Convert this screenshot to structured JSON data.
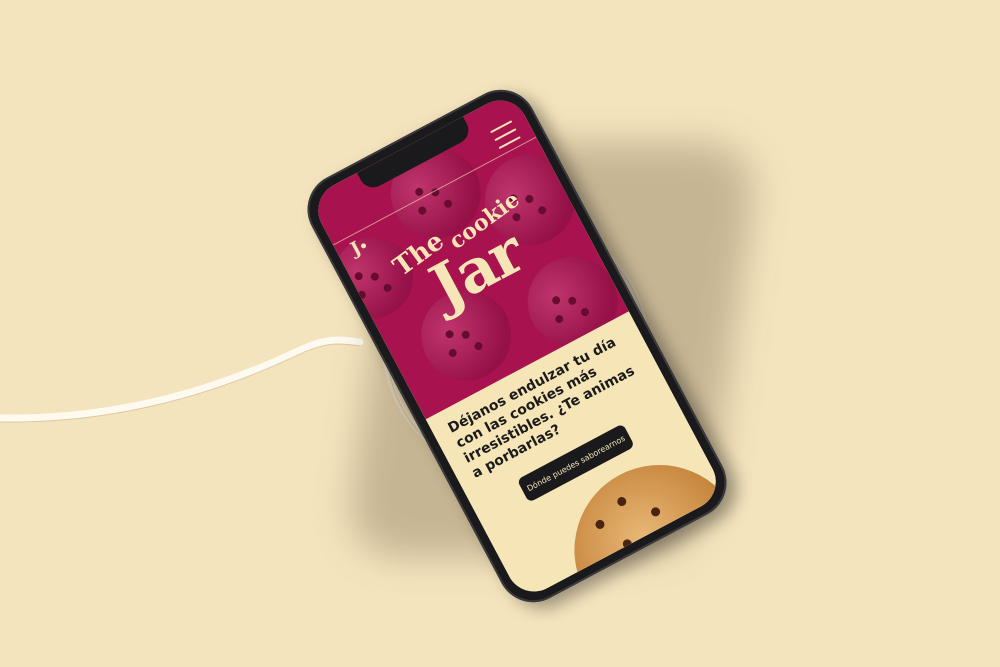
{
  "hero": {
    "logo": "J",
    "brand_the": "The",
    "brand_cookie": "cookie",
    "brand_jar": "Jar"
  },
  "content": {
    "headline": "Déjanos endulzar tu día con las cookies más irresistibles. ¿Te animas a porbarlas?",
    "cta_label": "Dónde puedes saborearnos"
  },
  "colors": {
    "background": "#f4e4bd",
    "brand": "#a8124f",
    "cream": "#f6e6b7",
    "dark": "#1a1a1c"
  },
  "icons": {
    "menu": "hamburger-menu-icon",
    "cookie": "cookie-image"
  }
}
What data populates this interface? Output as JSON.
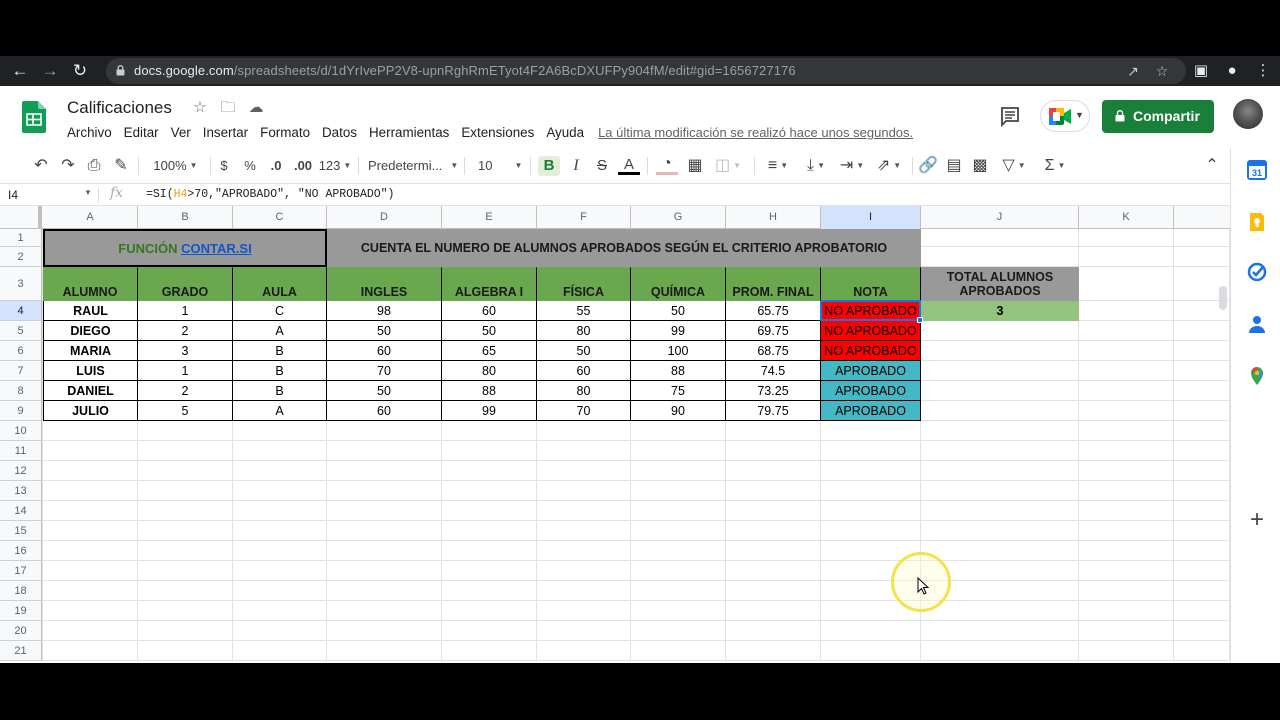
{
  "browser": {
    "url_host": "docs.google.com",
    "url_path": "/spreadsheets/d/1dYrIvePP2V8-upnRghRmETyot4F2A6BcDXUFPy904fM/edit#gid=1656727176"
  },
  "doc": {
    "title": "Calificaciones",
    "menu": [
      "Archivo",
      "Editar",
      "Ver",
      "Insertar",
      "Formato",
      "Datos",
      "Herramientas",
      "Extensiones",
      "Ayuda"
    ],
    "last_edit": "La última modificación se realizó hace unos segundos.",
    "share_label": "Compartir"
  },
  "toolbar": {
    "zoom": "100%",
    "currency": "$",
    "percent": "%",
    "dec_less": ".0",
    "dec_more": ".00",
    "num_format": "123",
    "font": "Predetermi...",
    "font_size": "10"
  },
  "formula_bar": {
    "cell_ref": "I4",
    "fx": "fx",
    "formula_prefix": "=SI(",
    "formula_ref": "H4",
    "formula_suffix": ">70,\"APROBADO\", \"NO APROBADO\")"
  },
  "grid": {
    "columns": [
      "A",
      "B",
      "C",
      "D",
      "E",
      "F",
      "G",
      "H",
      "I",
      "J",
      "K"
    ],
    "selected_column": "I",
    "rows": [
      "1",
      "2",
      "3",
      "4",
      "5",
      "6",
      "7",
      "8",
      "9",
      "10",
      "11",
      "12",
      "13",
      "14",
      "15",
      "16",
      "17",
      "18",
      "19",
      "20",
      "21"
    ],
    "selected_row": "4"
  },
  "sheet": {
    "title_func_prefix": "FUNCIÓN ",
    "title_func_link": "CONTAR.SI",
    "title_main": "CUENTA EL NUMERO DE ALUMNOS APROBADOS SEGÚN EL CRITERIO APROBATORIO",
    "headers": [
      "ALUMNO",
      "GRADO",
      "AULA",
      "INGLES",
      "ALGEBRA I",
      "FÍSICA",
      "QUÍMICA",
      "PROM. FINAL",
      "NOTA"
    ],
    "total_header": "TOTAL ALUMNOS APROBADOS",
    "total_value": "3",
    "records": [
      [
        "RAUL",
        "1",
        "C",
        "98",
        "60",
        "55",
        "50",
        "65.75",
        "NO APROBADO"
      ],
      [
        "DIEGO",
        "2",
        "A",
        "50",
        "50",
        "80",
        "99",
        "69.75",
        "NO APROBADO"
      ],
      [
        "MARIA",
        "3",
        "B",
        "60",
        "65",
        "50",
        "100",
        "68.75",
        "NO APROBADO"
      ],
      [
        "LUIS",
        "1",
        "B",
        "70",
        "80",
        "60",
        "88",
        "74.5",
        "APROBADO"
      ],
      [
        "DANIEL",
        "2",
        "B",
        "50",
        "88",
        "80",
        "75",
        "73.25",
        "APROBADO"
      ],
      [
        "JULIO",
        "5",
        "A",
        "60",
        "99",
        "70",
        "90",
        "79.75",
        "APROBADO"
      ]
    ]
  },
  "colors": {
    "header_green": "#6aa84f",
    "header_gray": "#999999",
    "fail_red": "#ff0000",
    "pass_cyan": "#45b8c6",
    "total_green": "#93c47d",
    "share_green": "#188038"
  }
}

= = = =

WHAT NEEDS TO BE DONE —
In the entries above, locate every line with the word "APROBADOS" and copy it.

WRITTEN SOLUTION —
    "title_main": "CUENTA EL NUMERO DE ALUMNOS APROBADOS SEGÚN EL CRITERIO APROBATORIO",
    "total_header": "TOTAL ALUMNOS APROBADOS",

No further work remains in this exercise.